In the example above, our flush could well end up being best if we hit a diamond. But if our opponent either already has a flush, or has any other diamond (a very strong possibility, as our opponent could be semi-bluffing here), then the diamonds don’t help us at all. In fact, our flush is probably good one-third of the time or less; we’ll count our “nine” outs as more like three, and even that might be generous.
Our straight draw fares even worse. Not only do we have the same issues with a flush beating us, but now any ten has us beat! We could still count our straight outs as a single out – hey, you never know.
All totaled, that gives us about four outs worth of chances to win, with 46 cards left in the deck. To make a call then, we’d need about 10.5-1 odds…making the 4-1 we’re receiving not nearly good enough.
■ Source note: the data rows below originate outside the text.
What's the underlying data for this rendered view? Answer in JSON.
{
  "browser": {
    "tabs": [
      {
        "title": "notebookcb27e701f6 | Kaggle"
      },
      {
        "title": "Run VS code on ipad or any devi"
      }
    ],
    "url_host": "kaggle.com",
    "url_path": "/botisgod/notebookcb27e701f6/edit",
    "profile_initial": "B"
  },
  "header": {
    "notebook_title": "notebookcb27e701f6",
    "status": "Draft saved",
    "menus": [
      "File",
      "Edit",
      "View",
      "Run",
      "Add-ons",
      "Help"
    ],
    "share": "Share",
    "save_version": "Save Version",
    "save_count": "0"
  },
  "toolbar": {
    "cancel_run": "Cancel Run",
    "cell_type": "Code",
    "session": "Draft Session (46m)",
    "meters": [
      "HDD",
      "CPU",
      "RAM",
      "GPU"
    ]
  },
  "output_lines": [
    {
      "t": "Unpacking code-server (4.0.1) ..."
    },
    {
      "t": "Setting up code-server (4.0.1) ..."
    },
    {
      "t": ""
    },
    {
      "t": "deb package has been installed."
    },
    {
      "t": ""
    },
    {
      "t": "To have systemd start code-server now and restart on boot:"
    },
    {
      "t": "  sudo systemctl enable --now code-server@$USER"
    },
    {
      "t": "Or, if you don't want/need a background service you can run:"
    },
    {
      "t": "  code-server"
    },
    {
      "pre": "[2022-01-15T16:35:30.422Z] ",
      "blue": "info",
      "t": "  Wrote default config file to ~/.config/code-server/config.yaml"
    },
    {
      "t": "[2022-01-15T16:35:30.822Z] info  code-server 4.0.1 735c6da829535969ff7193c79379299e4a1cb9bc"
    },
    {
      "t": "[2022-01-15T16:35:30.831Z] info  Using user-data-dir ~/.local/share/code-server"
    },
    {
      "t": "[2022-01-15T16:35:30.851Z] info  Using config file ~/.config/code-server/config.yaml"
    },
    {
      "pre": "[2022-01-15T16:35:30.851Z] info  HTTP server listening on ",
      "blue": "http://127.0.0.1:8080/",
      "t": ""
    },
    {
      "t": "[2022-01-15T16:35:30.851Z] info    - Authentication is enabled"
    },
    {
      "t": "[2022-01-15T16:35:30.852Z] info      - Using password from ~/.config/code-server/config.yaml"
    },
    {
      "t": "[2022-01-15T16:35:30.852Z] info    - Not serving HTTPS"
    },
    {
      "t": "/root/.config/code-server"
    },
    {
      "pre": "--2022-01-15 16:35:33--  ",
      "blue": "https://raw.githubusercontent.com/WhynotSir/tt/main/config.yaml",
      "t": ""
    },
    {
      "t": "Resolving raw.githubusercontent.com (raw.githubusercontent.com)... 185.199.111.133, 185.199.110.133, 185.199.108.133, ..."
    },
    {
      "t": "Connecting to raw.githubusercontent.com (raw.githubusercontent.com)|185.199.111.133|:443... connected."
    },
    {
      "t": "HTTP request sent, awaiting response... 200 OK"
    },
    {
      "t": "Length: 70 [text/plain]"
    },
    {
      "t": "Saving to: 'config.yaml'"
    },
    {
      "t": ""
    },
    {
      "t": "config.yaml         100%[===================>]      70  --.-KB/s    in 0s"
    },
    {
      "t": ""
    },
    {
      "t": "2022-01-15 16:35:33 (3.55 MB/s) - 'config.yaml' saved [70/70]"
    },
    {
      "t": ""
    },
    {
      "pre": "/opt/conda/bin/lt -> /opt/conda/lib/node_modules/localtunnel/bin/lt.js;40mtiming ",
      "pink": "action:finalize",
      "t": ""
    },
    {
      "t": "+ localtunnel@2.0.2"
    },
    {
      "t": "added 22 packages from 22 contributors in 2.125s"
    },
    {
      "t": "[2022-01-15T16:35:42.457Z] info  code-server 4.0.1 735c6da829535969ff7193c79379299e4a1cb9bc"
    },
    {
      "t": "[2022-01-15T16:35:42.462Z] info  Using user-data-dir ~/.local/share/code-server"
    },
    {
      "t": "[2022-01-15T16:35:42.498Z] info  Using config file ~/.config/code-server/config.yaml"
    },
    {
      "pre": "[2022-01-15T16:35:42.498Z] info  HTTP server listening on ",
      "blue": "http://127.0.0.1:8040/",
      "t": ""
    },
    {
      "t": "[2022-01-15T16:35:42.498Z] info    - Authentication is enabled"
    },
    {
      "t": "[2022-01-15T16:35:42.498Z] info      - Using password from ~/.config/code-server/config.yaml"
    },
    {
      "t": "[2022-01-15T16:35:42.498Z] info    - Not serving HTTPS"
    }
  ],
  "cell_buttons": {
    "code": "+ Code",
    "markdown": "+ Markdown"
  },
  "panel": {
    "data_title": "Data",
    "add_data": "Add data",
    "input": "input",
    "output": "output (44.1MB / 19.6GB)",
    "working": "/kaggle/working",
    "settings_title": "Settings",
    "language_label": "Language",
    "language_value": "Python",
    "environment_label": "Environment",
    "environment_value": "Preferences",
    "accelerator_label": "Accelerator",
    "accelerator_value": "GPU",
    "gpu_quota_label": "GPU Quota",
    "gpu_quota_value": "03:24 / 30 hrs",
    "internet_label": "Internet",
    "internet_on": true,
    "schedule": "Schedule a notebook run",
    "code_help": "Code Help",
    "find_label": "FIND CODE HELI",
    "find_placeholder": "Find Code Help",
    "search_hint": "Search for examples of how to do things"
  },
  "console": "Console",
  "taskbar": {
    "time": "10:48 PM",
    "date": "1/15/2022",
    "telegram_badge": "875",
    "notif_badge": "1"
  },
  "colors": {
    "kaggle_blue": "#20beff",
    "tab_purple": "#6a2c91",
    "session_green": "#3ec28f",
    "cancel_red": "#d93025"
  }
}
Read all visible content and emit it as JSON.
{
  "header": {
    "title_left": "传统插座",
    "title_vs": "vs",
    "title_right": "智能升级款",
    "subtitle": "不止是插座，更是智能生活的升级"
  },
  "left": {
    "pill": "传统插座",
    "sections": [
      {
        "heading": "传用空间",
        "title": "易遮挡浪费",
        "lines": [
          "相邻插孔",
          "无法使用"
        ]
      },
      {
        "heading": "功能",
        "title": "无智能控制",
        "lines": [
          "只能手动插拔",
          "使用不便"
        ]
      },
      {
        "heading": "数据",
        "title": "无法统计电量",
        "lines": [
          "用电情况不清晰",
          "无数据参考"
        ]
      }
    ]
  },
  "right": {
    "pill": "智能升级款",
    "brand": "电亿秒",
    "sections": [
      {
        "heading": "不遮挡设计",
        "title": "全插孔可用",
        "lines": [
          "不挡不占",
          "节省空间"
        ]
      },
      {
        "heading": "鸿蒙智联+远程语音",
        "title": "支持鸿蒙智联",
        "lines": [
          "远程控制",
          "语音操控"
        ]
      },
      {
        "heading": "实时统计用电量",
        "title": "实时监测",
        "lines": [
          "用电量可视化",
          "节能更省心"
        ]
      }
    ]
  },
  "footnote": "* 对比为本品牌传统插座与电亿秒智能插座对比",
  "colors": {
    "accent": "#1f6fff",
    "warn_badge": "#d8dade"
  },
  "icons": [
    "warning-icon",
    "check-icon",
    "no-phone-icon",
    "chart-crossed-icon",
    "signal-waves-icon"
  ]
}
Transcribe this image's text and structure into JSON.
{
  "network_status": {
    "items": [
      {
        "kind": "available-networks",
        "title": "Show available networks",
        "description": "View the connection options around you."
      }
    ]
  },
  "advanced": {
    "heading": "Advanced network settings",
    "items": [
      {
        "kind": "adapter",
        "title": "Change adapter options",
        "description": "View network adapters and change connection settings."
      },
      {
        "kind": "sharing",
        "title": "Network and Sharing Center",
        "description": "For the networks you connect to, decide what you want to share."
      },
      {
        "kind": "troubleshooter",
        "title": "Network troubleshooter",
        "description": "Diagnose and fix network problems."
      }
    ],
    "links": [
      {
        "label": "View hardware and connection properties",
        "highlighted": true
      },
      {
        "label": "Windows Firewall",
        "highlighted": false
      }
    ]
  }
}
While discounting our outs is rarely this easy, it’s a process every good poker player should go through when considering their hand’s chances of winning.
While you can do all of this math in your head, sometimes a helping hand can come in handy.